You may very well have heard this type of advice before, but don’t forget: getting to the point and being open is a great way to be! This advice is not an attempt to get you to give up your communication strength. It’s aimed at giving you a few tools that you can use to help some of your more sensitive listeners be able to hear from you the great information you have instead of being in their head, worried about what your directness might mean about their relationship with you.
Careful, diplomatic communicators are also sensational. If you speak this way, you regularly demonstrate that you are willing to commit time to individuals and their thoughts, you ensure that other people’s feelings are taken into account when you’re speaking and you probably don’t open the conversation with a clear statement of your opinion so that others can express themselves first without having to worry about conflicting with anything you’ve said. Your style opens up conversation and invites others to participate.
Downside: But, it does tend to take a long time and meander away from clarity.
There are people who need clear-cut answers and who are desperate to move quickly into action and your style can leave them confused (“Wait, what did she want exactly?”) and restless to move on.
Your listener’s biggest stress out question: “What is happening and why is it still happening!?!”
What you can do: If you sense that the person you’re trying to communicate with is checking out, they are probably simply wanting from you a clear-cut, action-oriented piece of information.
Step 1: Ask them what they need from you to move forward and then give them that information in as few words as possible. Ideally, 5 words or less.
Step 2: This type of person is going to shoot from their hip when they answer, so don’t take whatever they say in response personally. “I need you to give me the answer to the question I asked 20 minutes ago!” for example, is probably not meant as anything but information even if it comes out sounding to you petulant and judgy. This type of person, when stressed out, is not considering your feelings and is likely to say something foot-in-mouth worthy once they are restless with the conversation’s length or seeming lack of cohesion. Still, their bluntness is not on purpose and it won’t stop until they calm down so quickly move on to step 3.
Step 3: Release them from this conversation. They weren’t going to hear much of what you wanted to talk to them about anyway because their heart and mind is already running through all the tasks they could be doing instead of standing with you. Don’t take this personally either.
This person might enjoy going for a walk with you when you have a longer topic to discuss with them rather than sitting idly in a meeting room. They might last longer and be more engaged and creative if they get to be busy while they are talking with you. Other ideas: whiteboarding the conversation or creating a list of to-dos together instead of just talking. The relationship they have with you is a lot, for them, about getting stuff done together so go to it. Get stuff done with them and worry less about saying the right thing to them.

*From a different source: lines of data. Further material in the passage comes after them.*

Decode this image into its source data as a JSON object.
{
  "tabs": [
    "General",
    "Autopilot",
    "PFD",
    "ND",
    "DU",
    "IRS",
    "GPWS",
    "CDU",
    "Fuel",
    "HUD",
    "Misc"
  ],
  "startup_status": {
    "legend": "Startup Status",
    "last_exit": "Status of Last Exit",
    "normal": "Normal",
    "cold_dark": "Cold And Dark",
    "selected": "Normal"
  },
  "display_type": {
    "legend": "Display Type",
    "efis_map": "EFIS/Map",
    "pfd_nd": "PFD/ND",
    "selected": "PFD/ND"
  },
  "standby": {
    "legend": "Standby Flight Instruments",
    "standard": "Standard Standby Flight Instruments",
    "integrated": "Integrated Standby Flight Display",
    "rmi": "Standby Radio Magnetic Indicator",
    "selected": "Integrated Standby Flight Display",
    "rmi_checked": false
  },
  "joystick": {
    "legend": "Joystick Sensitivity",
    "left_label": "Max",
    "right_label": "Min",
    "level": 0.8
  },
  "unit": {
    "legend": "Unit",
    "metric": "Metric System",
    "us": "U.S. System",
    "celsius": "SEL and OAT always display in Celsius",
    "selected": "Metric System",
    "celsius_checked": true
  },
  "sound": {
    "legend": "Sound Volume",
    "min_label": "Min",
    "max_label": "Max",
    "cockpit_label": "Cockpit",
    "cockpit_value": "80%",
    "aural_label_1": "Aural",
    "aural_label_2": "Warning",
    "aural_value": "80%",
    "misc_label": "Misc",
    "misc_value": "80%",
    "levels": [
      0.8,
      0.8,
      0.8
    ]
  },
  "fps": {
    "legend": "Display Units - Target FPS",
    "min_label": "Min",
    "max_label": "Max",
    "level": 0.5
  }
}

Don’t forget, this person is a great ally for you to have as a leader because they are the person who will speak truth to power no matter what. Keep them happy and they also tend to be powerhouses of effective work, churning out an astounding amount of productivity.